Building codes continually evolve to reflect advancements in engineering knowledge, lessons learned from past failures, and changes in societal needs. They encompass regulations related to structural design, materials, construction techniques, and inspections. Engineers and architects must stay updated with the latest codes to ensure compliance and enhance structural integrity.

International Standards and Harmonization

International standards, such as those developed by organizations like the International Code Council (ICC) and the International Organization for Standardization (ISO), provide a framework for consistent and harmonized building regulations worldwide. These standards facilitate global collaboration and knowledge sharing, promoting best practices and ensuring a high level of structural integrity across borders.

Third-Party Certification and Quality Assurance
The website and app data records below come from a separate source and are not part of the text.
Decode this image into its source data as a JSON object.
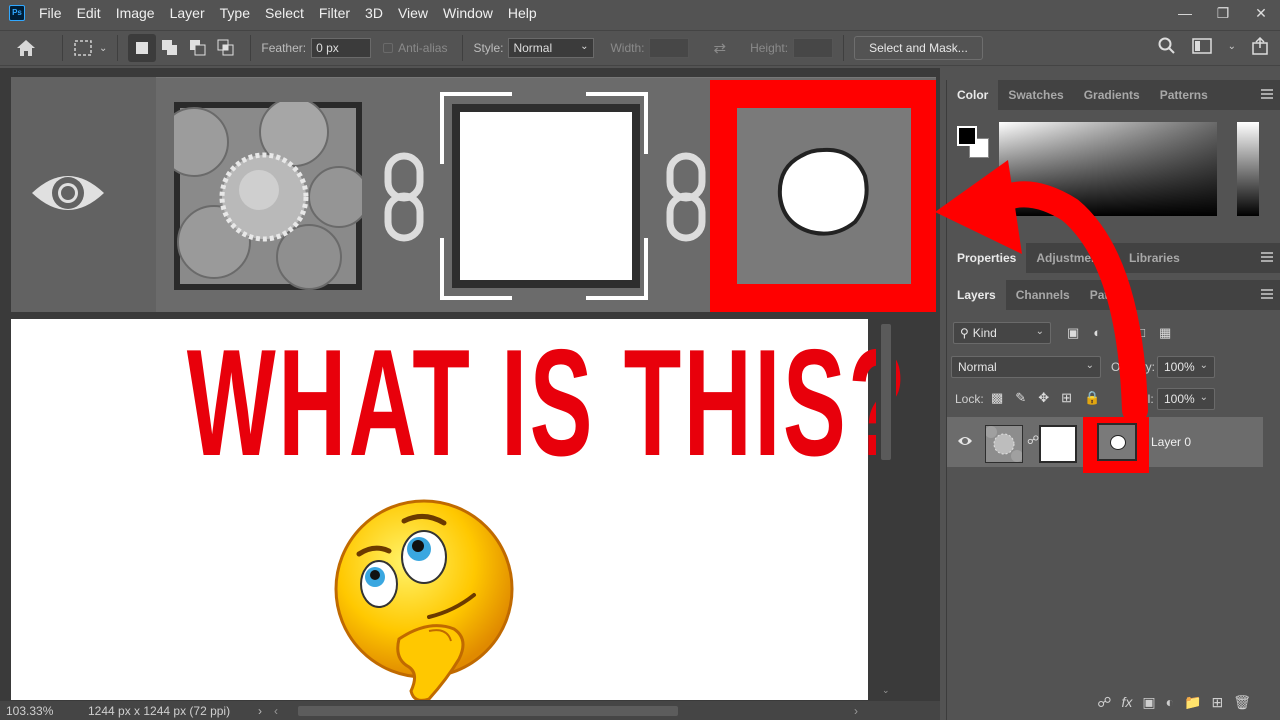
{
  "menu": {
    "app_icon": "Ps",
    "items": [
      "File",
      "Edit",
      "Image",
      "Layer",
      "Type",
      "Select",
      "Filter",
      "3D",
      "View",
      "Window",
      "Help"
    ]
  },
  "options": {
    "feather_label": "Feather:",
    "feather_value": "0 px",
    "antialias_label": "Anti-alias",
    "style_label": "Style:",
    "style_value": "Normal",
    "width_label": "Width:",
    "height_label": "Height:",
    "select_mask_button": "Select and Mask..."
  },
  "canvas": {
    "headline": "WHAT IS THIS?",
    "emoji": "thinking-face"
  },
  "status": {
    "zoom": "103.33%",
    "doc_info": "1244 px x 1244 px (72 ppi)"
  },
  "color_panel": {
    "tabs": [
      "Color",
      "Swatches",
      "Gradients",
      "Patterns"
    ]
  },
  "props_panel": {
    "tabs": [
      "Properties",
      "Adjustments",
      "Libraries"
    ]
  },
  "layers_panel": {
    "tabs": [
      "Layers",
      "Channels",
      "Paths"
    ],
    "kind_label": "Kind",
    "blend_mode": "Normal",
    "opacity_label": "Opacity:",
    "opacity_value": "100%",
    "lock_label": "Lock:",
    "fill_label": "Fill:",
    "fill_value": "100%",
    "layer_name": "Layer 0"
  },
  "colors": {
    "highlight_red": "#ff0000",
    "headline_red": "#e8000b",
    "panel_bg": "#535353"
  }
}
Third-party certification and quality assurance programs play a crucial role in verifying compliance with codes and standards. Independent organizations assess the quality of construction materials, components, and systems to ensure they meet the required performance criteria. These programs instill confidence in the industry and provide assurance of structural integrity to stakeholders.
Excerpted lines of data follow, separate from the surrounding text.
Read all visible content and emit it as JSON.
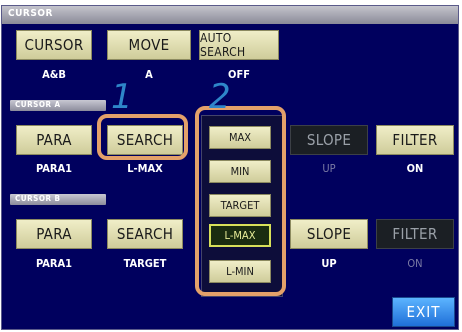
{
  "title": "CURSOR",
  "top_row": {
    "cursor_button": "CURSOR",
    "cursor_value": "A&B",
    "move_button": "MOVE",
    "move_value": "A",
    "auto_search_button": "AUTO SEARCH",
    "auto_search_value": "OFF"
  },
  "cursor_a": {
    "section_label": "CURSOR A",
    "para_button": "PARA",
    "para_value": "PARA1",
    "search_button": "SEARCH",
    "search_value": "L-MAX",
    "slope_button": "SLOPE",
    "slope_value": "UP",
    "filter_button": "FILTER",
    "filter_value": "ON"
  },
  "cursor_b": {
    "section_label": "CURSOR B",
    "para_button": "PARA",
    "para_value": "PARA1",
    "search_button": "SEARCH",
    "search_value": "TARGET",
    "slope_button": "SLOPE",
    "slope_value": "UP",
    "filter_button": "FILTER",
    "filter_value": "ON"
  },
  "search_menu": {
    "options": [
      "MAX",
      "MIN",
      "TARGET",
      "L-MAX",
      "L-MIN"
    ],
    "selected": "L-MAX"
  },
  "callouts": {
    "step1": "1",
    "step2": "2"
  },
  "exit_button": "EXIT",
  "colors": {
    "background": "#00005e",
    "button": "#e6e3b6",
    "button_disabled": "#1b1f24",
    "highlight": "#e3a16a",
    "callout_number": "#2e86c9",
    "exit": "#2a86ec"
  }
}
Continual Improvement and Research

Codes and standards are not static; they evolve as new research and technologies emerge. Ongoing research and development efforts contribute to the continuous improvement of codes, allowing for the incorporation of innovative design approaches and materials that enhance structural integrity. Engineers and researchers collaborate to address emerging challenges and develop safer, more resilient structures.

Training and Education: Building a Culture of Structural Integrity
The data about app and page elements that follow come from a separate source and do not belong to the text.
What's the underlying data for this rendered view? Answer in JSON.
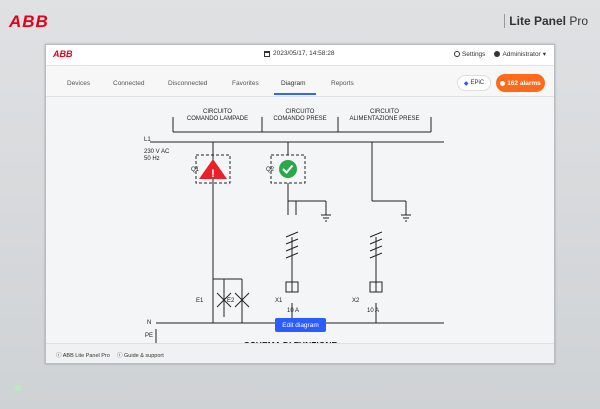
{
  "bezel": {
    "brand": "ABB",
    "product_name": "Lite Panel",
    "product_suffix": "Pro"
  },
  "app": {
    "logo": "ABB",
    "datetime": "2023/05/17, 14:58:28",
    "settings_label": "Settings",
    "user_label": "Administrator"
  },
  "nav": {
    "tabs": [
      "Devices",
      "Connected",
      "Disconnected",
      "Favorites",
      "Diagram",
      "Reports"
    ],
    "active_tab": "Diagram",
    "epic_label": "EPiC",
    "alarms_label": "162 alarms"
  },
  "diagram": {
    "sections": [
      {
        "line1": "CIRCUITO",
        "line2": "COMANDO LAMPADE"
      },
      {
        "line1": "CIRCUITO",
        "line2": "COMANDO PRESE"
      },
      {
        "line1": "CIRCUITO",
        "line2": "ALIMENTAZIONE PRESE"
      }
    ],
    "l1_label": "L1",
    "voltage_label": "230 V AC",
    "freq_label": "50 Hz",
    "q1_label": "Q1",
    "q2_label": "Q2",
    "q1_status": "alarm",
    "q2_status": "ok",
    "e1_label": "E1",
    "e2_label": "E2",
    "x1_label": "X1",
    "x1_rating": "10 A",
    "x2_label": "X2",
    "x2_rating": "10 A",
    "n_label": "N",
    "pe_label": "PE",
    "title": "SCHEMA DI FUNZIONE",
    "edit_button": "Edit diagram",
    "colors": {
      "alarm": "#e8202a",
      "ok": "#2aa84a"
    }
  },
  "footer": {
    "product": "ABB Lite Panel Pro",
    "support": "Guide & support"
  }
}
Training and education are vital in developing a skilled workforce that prioritizes and upholds structural integrity as a core value in the construction industry. By investing in knowledge dissemination and ensuring the competence of professionals involved in construction, we can further enhance the safety and reliability of structures.

Formal Education and Accreditation

Formal education programs, such as university degrees in engineering or architecture, provide the foundational knowledge required for understanding structural integrity principles. Accreditation bodies ensure that educational programs meet specific standards, ensuring graduates possess the necessary skills and competence to design and construct safe and structurally sound buildings.

Continuing Professional Development

Continuing professional development (CPD) programs enable engineers and construction professionals to stay updated with the latest advancements and best practices in the field. Workshops, seminars, and industry conferences provide opportunities for networking, knowledge sharing, and skill enhancement, fostering a culture of continuous learning and improvement.

Industry Collaboration and Knowledge Sharing

Collaboration between industry professionals, research institutions, and regulatory bodies is essential for sharing knowledge, best practices, and lessons learned. Industry associations and technical committees facilitate this collaboration, promoting the exchange of ideas and experiences that contribute to the overall improvement of structural integrity practices.

Promoting a Safety Culture

Creating a safety culture within the construction industry is paramount to prioritize structural integrity. Employers must provide comprehensive safety training, enforce strict adherence to codes and standards, and encourage open communication about safety concerns. By fostering a culture that values safety above all else, the industry can collectively work towards achieving and maintaining high levels of structural integrity.

In conclusion, understanding and valuing structural integrity is crucial in creating safe and durable structures. By considering the various factors that influence structural integrity, employing best practices in design and construction, prioritizing regular inspections and maintenance, adhering to codes and standards, and investing in training and education, we can foster a culture of safety and ensure the longevity of our built environment.

Check Also


Polysiloxane, also known as silicone, is a versatile and widely used compound in various industries. …

Leave a Reply

Your email address will not be published. Required fields are marked *